[INFORMATION GIVEN Boundary: Start]

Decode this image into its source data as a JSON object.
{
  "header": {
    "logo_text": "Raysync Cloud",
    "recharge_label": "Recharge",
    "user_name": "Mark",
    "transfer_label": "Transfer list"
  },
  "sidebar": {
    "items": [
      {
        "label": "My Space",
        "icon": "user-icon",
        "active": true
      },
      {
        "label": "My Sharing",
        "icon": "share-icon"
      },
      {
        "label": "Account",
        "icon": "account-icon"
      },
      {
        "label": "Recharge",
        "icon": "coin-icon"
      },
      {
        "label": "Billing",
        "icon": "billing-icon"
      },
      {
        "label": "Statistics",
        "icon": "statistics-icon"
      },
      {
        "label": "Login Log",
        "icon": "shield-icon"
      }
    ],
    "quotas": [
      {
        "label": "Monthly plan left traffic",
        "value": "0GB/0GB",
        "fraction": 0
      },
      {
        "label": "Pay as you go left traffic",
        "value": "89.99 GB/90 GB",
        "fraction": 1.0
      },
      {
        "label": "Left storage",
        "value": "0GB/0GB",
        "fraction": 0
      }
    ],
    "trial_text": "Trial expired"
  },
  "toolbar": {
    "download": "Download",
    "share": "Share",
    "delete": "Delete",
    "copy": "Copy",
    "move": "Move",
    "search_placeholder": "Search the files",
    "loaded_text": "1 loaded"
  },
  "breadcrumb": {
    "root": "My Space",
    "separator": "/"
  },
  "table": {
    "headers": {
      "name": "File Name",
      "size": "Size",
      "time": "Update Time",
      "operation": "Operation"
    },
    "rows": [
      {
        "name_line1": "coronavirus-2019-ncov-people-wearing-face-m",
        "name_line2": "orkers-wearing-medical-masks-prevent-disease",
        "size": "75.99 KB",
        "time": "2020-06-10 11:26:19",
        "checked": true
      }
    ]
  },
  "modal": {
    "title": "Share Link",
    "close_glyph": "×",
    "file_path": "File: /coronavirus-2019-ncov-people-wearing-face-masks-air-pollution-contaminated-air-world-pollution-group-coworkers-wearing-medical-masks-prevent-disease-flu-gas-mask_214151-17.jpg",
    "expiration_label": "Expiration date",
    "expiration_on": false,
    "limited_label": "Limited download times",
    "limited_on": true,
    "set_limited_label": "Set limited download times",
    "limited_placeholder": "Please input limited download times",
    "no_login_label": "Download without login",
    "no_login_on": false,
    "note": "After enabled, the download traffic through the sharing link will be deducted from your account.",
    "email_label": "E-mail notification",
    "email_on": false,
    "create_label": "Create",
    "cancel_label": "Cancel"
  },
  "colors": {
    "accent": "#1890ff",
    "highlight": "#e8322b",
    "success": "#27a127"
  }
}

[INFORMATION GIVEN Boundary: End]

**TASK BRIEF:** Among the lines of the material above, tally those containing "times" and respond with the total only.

**SOLUTION TO THIS EXERCISE:** 3